About this task
Go to the line below that contains "Serialize everything readable". From there to the end of the records, reproduce each line exactly, except the pictures.

__________________________________________________

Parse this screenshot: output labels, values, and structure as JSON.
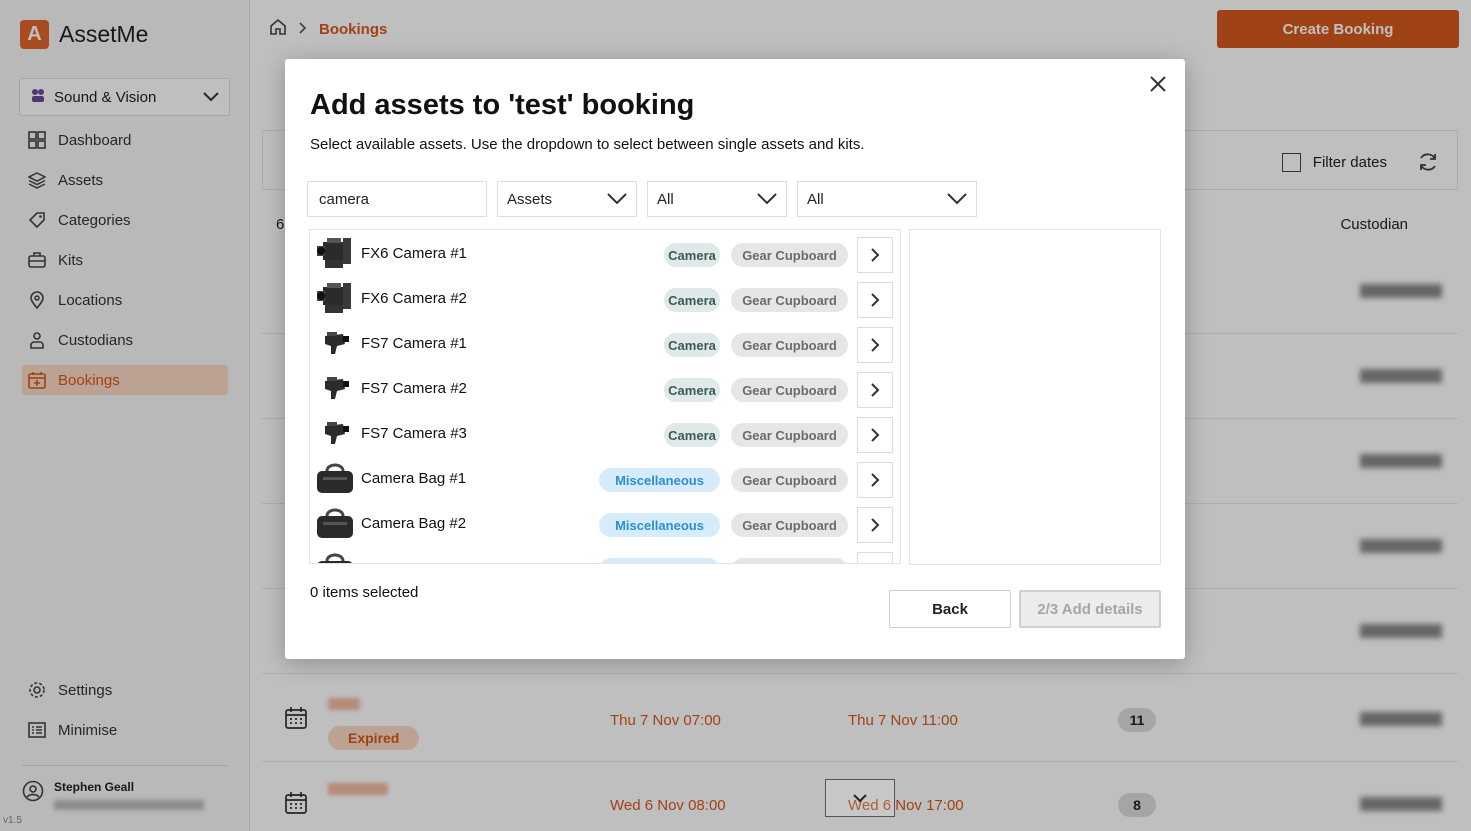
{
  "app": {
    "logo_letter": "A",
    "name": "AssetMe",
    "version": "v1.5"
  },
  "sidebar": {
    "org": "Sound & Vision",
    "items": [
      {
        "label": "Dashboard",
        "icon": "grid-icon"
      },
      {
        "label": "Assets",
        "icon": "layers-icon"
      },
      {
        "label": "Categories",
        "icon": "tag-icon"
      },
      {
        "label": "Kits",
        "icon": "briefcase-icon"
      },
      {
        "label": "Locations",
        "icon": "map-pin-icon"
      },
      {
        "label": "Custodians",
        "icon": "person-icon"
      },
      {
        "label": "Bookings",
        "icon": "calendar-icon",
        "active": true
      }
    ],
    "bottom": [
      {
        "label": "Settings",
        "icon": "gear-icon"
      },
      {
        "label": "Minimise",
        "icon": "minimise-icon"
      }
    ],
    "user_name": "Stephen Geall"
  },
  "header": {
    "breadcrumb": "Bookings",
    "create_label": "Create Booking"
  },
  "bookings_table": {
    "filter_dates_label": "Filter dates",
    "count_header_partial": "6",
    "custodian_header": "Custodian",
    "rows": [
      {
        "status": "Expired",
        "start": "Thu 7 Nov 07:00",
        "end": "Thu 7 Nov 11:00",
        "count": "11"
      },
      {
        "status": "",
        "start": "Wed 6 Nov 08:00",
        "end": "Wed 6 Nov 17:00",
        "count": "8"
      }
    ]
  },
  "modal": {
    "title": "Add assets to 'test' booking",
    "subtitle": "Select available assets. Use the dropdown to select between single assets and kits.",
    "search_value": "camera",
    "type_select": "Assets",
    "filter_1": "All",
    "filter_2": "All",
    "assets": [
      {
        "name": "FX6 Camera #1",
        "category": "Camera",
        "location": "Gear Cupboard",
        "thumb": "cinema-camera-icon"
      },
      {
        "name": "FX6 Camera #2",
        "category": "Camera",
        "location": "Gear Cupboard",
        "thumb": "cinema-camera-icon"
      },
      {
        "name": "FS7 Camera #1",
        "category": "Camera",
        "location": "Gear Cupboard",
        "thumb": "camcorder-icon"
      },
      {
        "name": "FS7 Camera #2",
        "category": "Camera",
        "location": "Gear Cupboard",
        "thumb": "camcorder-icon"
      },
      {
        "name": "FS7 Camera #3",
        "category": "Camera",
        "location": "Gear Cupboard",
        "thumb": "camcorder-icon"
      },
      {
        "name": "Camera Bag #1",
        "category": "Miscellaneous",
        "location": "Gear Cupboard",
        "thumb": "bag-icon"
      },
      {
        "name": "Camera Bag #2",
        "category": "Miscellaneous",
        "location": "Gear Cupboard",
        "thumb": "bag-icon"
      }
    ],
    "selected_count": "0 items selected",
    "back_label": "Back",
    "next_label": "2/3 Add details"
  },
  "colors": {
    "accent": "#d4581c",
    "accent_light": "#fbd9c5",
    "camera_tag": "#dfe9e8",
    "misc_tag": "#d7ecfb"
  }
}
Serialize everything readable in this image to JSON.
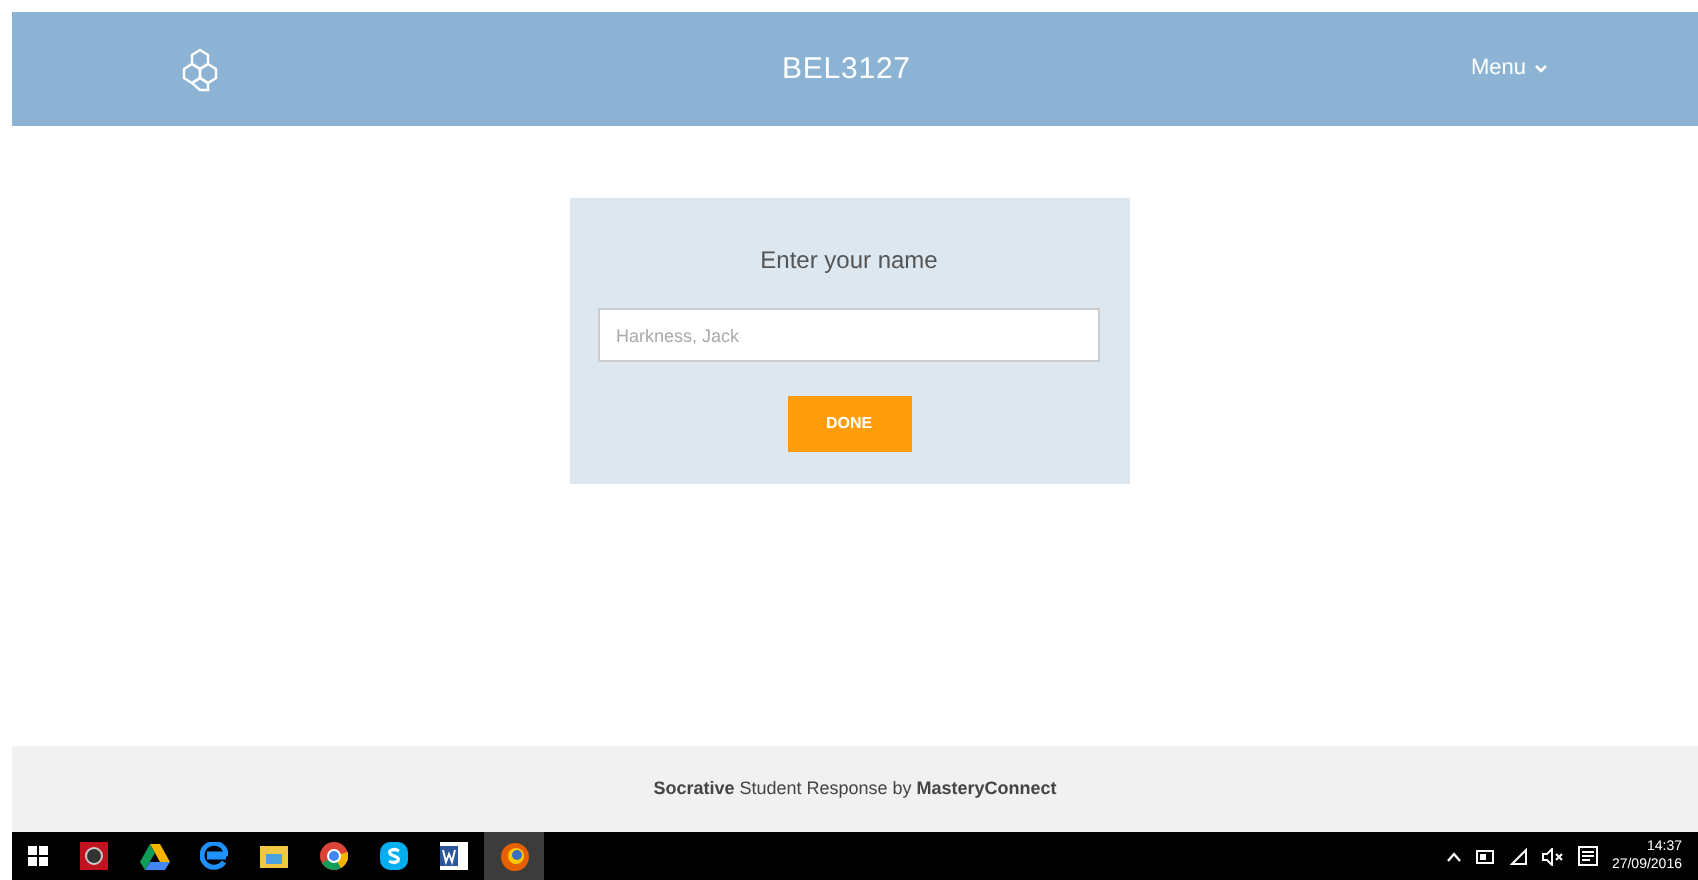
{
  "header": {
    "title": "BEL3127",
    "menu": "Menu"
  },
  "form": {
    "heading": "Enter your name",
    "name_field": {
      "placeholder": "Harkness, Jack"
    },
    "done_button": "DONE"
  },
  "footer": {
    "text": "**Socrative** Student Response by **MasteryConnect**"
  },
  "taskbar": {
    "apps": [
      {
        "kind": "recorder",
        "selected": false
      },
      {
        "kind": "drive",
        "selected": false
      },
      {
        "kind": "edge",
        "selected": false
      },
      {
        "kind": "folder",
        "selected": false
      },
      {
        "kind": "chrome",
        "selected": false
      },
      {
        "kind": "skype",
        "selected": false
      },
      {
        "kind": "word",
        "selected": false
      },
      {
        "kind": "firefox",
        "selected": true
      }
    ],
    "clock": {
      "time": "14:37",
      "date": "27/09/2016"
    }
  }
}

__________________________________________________

Finished exercise
Serialize everything readable in this image to JSON.
{
  "header": {
    "title": "BEL3127",
    "menu": "Menu"
  },
  "form": {
    "heading": "Enter your name",
    "name_field": {
      "placeholder": "Harkness, Jack"
    },
    "done_button": "DONE"
  },
  "footer": {
    "text": "**Socrative** Student Response by **MasteryConnect**"
  },
  "taskbar": {
    "apps": [
      {
        "kind": "recorder",
        "selected": false
      },
      {
        "kind": "drive",
        "selected": false
      },
      {
        "kind": "edge",
        "selected": false
      },
      {
        "kind": "folder",
        "selected": false
      },
      {
        "kind": "chrome",
        "selected": false
      },
      {
        "kind": "skype",
        "selected": false
      },
      {
        "kind": "word",
        "selected": false
      },
      {
        "kind": "firefox",
        "selected": true
      }
    ],
    "clock": {
      "time": "14:37",
      "date": "27/09/2016"
    }
  }
}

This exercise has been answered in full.